→ **Task objective**
Collect every line in the records below that contains the word "options".

** Opening Supplied records block **

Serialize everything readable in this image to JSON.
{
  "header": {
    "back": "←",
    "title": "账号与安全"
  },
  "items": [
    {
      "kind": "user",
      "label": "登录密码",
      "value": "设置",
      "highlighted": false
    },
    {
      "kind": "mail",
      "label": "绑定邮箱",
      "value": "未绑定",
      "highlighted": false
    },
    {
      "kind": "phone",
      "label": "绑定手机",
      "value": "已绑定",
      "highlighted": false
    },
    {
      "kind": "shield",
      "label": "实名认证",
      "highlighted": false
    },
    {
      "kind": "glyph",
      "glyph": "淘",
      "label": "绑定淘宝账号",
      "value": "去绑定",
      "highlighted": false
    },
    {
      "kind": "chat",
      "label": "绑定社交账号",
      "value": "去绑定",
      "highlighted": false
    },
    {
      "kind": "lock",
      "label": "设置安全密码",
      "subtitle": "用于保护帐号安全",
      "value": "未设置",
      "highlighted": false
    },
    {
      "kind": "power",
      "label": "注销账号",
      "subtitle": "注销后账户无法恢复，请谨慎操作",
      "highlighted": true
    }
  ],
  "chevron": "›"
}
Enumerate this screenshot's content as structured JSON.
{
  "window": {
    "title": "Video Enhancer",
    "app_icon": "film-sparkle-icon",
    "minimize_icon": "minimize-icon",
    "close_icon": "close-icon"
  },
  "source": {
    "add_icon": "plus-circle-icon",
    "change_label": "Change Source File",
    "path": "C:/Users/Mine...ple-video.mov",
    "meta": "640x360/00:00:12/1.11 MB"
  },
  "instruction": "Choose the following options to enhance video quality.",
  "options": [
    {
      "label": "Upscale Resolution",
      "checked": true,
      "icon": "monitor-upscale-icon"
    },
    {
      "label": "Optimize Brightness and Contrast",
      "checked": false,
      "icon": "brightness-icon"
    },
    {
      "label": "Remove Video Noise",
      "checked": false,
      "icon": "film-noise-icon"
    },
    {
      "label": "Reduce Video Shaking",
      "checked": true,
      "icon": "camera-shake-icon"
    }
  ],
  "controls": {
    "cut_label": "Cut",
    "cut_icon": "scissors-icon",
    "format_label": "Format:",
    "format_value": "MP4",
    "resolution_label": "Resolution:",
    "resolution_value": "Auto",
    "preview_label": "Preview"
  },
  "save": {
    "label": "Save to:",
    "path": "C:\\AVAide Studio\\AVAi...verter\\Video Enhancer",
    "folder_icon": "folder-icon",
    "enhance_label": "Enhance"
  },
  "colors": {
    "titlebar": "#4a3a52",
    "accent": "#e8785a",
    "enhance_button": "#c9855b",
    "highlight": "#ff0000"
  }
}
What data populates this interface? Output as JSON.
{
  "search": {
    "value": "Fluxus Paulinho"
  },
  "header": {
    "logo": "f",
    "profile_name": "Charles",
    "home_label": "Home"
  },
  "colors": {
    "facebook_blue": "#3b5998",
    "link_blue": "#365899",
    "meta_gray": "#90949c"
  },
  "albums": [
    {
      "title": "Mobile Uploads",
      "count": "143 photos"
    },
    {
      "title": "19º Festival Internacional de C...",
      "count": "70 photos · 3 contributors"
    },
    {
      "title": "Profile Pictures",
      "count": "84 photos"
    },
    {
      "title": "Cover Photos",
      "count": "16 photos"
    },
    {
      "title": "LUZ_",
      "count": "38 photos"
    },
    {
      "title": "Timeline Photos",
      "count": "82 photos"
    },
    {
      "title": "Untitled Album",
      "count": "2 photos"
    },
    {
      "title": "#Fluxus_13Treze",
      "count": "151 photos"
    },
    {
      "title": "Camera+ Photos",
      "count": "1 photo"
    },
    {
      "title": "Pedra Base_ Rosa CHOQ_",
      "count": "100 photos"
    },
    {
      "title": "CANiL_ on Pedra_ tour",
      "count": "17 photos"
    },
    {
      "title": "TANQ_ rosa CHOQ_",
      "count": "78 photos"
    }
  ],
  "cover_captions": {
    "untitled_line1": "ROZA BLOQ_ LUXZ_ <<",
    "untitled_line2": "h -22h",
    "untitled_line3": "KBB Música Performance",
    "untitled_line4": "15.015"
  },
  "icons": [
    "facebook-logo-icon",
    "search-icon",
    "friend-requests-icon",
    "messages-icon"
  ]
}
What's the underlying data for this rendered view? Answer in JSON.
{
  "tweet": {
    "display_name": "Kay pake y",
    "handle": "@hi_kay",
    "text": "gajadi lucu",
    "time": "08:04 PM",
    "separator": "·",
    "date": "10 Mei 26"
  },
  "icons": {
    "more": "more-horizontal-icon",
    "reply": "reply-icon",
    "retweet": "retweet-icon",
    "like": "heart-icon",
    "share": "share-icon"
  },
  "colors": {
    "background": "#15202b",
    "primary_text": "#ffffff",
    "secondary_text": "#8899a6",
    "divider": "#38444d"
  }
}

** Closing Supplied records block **

→ **Answer section**
  "instruction": "Choose the following options to enhance video quality.",
  "options": [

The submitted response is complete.